Now that might mean one of two things: It might mean the Norwegians have married American freedom with European sophistication and come up with a synthesis superior to either. Or it might mean the Norwegians fall between two stools.
And it's the latter impression that this show leaves with the viewer. Since the exhibit contains only 30 pieces by 13 artists, perhaps it's too small a sample on which to judge a whole nation's ceramics. On the other hand, it was organized with the cooperation of the Museum of Applied Art in Oslo and the Oslo International Ceramics Symposium, and sent here (after a European tour) by the Norwegian government, so one assumes that they cared enough to send their very best.

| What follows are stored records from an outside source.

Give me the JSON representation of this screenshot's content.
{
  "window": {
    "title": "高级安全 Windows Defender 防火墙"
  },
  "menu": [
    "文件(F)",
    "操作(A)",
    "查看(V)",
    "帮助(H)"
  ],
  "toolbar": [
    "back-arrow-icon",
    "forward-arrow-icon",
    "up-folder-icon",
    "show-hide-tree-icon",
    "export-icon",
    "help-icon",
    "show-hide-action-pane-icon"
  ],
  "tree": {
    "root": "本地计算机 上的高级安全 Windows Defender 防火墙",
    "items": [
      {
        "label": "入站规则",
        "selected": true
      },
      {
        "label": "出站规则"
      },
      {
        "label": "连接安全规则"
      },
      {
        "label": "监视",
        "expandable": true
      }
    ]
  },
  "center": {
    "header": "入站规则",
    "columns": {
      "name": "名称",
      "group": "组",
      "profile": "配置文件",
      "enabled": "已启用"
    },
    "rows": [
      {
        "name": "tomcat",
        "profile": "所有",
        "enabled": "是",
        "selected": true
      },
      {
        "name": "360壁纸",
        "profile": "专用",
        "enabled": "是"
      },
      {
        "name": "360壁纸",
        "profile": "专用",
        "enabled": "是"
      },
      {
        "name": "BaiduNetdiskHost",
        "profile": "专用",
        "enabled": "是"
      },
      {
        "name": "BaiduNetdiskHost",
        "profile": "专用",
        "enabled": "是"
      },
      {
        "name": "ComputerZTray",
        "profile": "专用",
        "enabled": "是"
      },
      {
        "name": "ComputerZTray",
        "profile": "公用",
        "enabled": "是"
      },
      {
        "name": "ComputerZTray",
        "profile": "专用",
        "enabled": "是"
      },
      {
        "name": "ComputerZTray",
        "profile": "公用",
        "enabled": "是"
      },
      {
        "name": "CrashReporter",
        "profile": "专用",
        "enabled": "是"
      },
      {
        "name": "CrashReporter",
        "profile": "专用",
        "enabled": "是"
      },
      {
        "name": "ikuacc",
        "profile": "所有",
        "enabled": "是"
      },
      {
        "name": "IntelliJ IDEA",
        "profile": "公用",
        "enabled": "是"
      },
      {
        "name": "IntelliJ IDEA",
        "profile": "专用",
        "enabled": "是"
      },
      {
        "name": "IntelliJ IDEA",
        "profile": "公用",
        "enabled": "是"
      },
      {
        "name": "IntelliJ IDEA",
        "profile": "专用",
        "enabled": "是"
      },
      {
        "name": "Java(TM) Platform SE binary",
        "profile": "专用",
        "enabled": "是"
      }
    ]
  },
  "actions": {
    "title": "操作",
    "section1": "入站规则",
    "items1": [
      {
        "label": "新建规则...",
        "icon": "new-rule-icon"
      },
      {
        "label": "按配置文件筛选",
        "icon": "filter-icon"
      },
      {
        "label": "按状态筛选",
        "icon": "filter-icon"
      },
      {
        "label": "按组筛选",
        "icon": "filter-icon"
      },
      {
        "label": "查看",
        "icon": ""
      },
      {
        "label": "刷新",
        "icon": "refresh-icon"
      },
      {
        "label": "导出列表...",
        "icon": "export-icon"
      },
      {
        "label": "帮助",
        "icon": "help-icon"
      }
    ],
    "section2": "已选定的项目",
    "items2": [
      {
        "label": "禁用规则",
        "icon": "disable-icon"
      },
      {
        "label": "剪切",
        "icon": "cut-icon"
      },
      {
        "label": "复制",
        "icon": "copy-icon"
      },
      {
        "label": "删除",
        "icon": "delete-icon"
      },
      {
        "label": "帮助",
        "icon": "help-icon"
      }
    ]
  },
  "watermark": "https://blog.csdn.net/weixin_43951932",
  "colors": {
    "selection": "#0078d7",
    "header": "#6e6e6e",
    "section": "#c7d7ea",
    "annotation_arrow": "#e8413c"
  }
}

Not that their very best isn't awfully good; in fact, in its own way it's quite impressive. Norway, the accompanying catalog tells us, has come a long way in the last couple of decades in getting away from a utilitarian tradition and stepping into the sculptural
present of ceramics. And the show consists entirely of sculptural work; even when the forms are nominally utilitarian, such as Arne Ase's elegant white "Plate" and "Vase," the size and the decoration make it clear that these are meant as works of art, not as objects to be put to use.
And as works of art these ceramics are obviously fine, whether it's Kari Christensen's mysterious "Ritual House" pieces, or Fritz Harstrup's tailored-looking black and terra cotta geometric forms; whether it's Ole Lislerud's "Portal" and "Pylon" works that appear to combine the influences of ancient cultures and minimalism, or Elin Solstad's jaunty creatures made of combinations of organic shapes and painted in cheerful colors.
But whatever their attributes, these works don't add up to a show that exhibits either a great deal of originality or a distinct national character. They look like -- not exactly like, but close enough to -- what we've seen already, and if this were a show of, for instance, ceramics from the American Midwest one would say, "Well, they have admirable craftspeople out there, but they don't have much imagination."
Despite the natural desire not to be discourteous to visitors from other lands, there's nevertheless an obligation to say the same about these artists. This is going to sound disgustingly chauvinistic, but what they need is a little less European sophistication and a little more American freedom.
Where: National Museum of Ceramic Art, 250 W. Pratt St.
When: 10 a.m. to 4 p.m. Tuesdays through Fridays, 11 a.m. to 4 p.m. Saturdays and Sundays.
Admission: $1, children 12 and younger free.
Call: (410) 837-2529.